What you should do
Among the lines below, count those with "data". Give the total alone.

Records provided
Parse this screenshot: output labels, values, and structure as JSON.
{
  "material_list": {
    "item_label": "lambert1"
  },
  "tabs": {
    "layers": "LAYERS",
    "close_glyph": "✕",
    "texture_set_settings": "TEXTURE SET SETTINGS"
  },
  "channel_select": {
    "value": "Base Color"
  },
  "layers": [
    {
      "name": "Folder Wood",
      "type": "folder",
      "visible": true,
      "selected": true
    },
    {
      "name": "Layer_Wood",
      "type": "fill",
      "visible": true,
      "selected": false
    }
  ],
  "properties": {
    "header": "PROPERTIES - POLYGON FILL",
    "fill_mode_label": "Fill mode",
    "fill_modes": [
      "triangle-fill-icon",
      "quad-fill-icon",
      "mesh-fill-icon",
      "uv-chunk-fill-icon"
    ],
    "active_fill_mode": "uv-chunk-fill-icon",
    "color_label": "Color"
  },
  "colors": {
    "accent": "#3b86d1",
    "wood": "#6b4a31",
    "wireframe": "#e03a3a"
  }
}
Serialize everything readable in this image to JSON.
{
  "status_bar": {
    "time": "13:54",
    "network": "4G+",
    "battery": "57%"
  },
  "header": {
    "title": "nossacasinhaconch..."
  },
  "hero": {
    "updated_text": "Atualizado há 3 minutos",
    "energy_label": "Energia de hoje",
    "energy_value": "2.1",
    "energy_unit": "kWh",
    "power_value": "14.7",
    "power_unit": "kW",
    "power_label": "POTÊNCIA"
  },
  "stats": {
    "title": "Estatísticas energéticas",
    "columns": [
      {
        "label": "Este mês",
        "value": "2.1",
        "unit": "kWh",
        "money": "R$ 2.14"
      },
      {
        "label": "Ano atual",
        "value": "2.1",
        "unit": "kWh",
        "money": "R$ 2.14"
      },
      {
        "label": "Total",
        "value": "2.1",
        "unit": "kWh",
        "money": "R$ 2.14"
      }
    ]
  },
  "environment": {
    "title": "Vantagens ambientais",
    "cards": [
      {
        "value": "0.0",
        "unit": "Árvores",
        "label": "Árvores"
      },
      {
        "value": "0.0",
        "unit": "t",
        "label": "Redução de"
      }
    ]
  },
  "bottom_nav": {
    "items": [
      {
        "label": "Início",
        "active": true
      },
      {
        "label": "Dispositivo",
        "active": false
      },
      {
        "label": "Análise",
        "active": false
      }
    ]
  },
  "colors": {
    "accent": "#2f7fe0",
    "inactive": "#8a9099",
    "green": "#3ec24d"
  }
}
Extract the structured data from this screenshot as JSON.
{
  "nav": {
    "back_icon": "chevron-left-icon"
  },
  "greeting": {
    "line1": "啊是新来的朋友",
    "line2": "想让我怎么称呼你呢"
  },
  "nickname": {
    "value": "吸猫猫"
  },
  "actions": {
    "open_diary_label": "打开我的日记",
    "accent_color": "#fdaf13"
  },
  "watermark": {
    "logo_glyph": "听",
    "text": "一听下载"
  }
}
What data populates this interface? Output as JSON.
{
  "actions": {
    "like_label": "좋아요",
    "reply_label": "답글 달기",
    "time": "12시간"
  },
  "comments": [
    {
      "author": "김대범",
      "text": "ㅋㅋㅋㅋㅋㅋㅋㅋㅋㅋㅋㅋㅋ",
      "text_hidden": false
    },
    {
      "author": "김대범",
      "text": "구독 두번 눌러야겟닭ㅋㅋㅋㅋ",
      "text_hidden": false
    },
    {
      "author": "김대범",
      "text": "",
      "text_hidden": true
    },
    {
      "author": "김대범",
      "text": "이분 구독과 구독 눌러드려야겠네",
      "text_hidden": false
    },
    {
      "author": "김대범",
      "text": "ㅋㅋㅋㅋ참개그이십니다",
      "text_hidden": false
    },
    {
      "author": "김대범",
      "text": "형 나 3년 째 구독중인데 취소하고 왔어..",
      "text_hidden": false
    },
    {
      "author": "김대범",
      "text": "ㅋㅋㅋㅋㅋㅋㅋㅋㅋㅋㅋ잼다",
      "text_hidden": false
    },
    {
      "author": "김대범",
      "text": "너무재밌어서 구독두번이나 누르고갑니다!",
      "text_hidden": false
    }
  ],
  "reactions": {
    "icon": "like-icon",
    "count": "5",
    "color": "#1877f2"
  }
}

Output for this task
2